Instructions for the task
Keep the wording of each record exactly the same when you repeat it, and leave out pictures.

Record excerpts
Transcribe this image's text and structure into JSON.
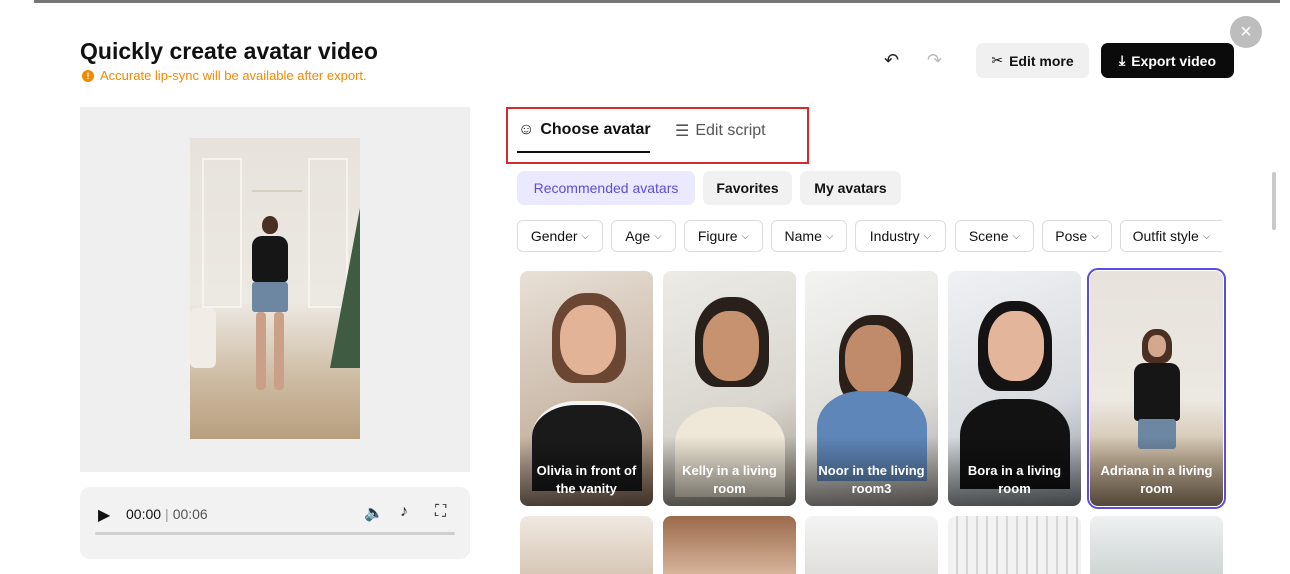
{
  "header": {
    "title": "Quickly create avatar video",
    "notice": "Accurate lip-sync will be available after export.",
    "notice_icon": "!",
    "close_glyph": "×",
    "undo_glyph": "↶",
    "redo_glyph": "↷",
    "edit_more_icon": "✂",
    "edit_more_label": "Edit more",
    "export_icon": "⤓",
    "export_label": "Export video"
  },
  "player": {
    "current_time": "00:00",
    "separator": "|",
    "duration": "00:06",
    "play_glyph": "▶",
    "volume_glyph": "🔈",
    "tiktok_glyph": "♪",
    "fullscreen_glyph": "⛶"
  },
  "tabs": {
    "choose_avatar_icon": "☺",
    "choose_avatar": "Choose avatar",
    "edit_script_icon": "☰",
    "edit_script": "Edit script"
  },
  "chips": {
    "recommended": "Recommended avatars",
    "favorites": "Favorites",
    "my_avatars": "My avatars"
  },
  "filters": [
    {
      "label": "Gender"
    },
    {
      "label": "Age"
    },
    {
      "label": "Figure"
    },
    {
      "label": "Name"
    },
    {
      "label": "Industry"
    },
    {
      "label": "Scene"
    },
    {
      "label": "Pose"
    },
    {
      "label": "Outfit style"
    }
  ],
  "filter_chevron": "⌵",
  "avatars": [
    {
      "label": "Olivia in front of the vanity"
    },
    {
      "label": "Kelly in a living room"
    },
    {
      "label": "Noor in the living room3"
    },
    {
      "label": "Bora in a living room"
    },
    {
      "label": "Adriana in a living room"
    }
  ],
  "colors": {
    "accent": "#5b4ddb",
    "warning": "#f08a00",
    "highlight_box": "#d62b2b",
    "export_bg": "#0b0b0b"
  }
}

Written solution
Transcribe this image's text and structure into JSON.
{
  "header": {
    "title": "Quickly create avatar video",
    "notice": "Accurate lip-sync will be available after export.",
    "notice_icon": "!",
    "close_glyph": "×",
    "undo_glyph": "↶",
    "redo_glyph": "↷",
    "edit_more_icon": "✂",
    "edit_more_label": "Edit more",
    "export_icon": "⤓",
    "export_label": "Export video"
  },
  "player": {
    "current_time": "00:00",
    "separator": "|",
    "duration": "00:06",
    "play_glyph": "▶",
    "volume_glyph": "🔈",
    "tiktok_glyph": "♪",
    "fullscreen_glyph": "⛶"
  },
  "tabs": {
    "choose_avatar_icon": "☺",
    "choose_avatar": "Choose avatar",
    "edit_script_icon": "☰",
    "edit_script": "Edit script"
  },
  "chips": {
    "recommended": "Recommended avatars",
    "favorites": "Favorites",
    "my_avatars": "My avatars"
  },
  "filters": [
    {
      "label": "Gender"
    },
    {
      "label": "Age"
    },
    {
      "label": "Figure"
    },
    {
      "label": "Name"
    },
    {
      "label": "Industry"
    },
    {
      "label": "Scene"
    },
    {
      "label": "Pose"
    },
    {
      "label": "Outfit style"
    }
  ],
  "filter_chevron": "⌵",
  "avatars": [
    {
      "label": "Olivia in front of the vanity"
    },
    {
      "label": "Kelly in a living room"
    },
    {
      "label": "Noor in the living room3"
    },
    {
      "label": "Bora in a living room"
    },
    {
      "label": "Adriana in a living room"
    }
  ],
  "colors": {
    "accent": "#5b4ddb",
    "warning": "#f08a00",
    "highlight_box": "#d62b2b",
    "export_bg": "#0b0b0b"
  }
}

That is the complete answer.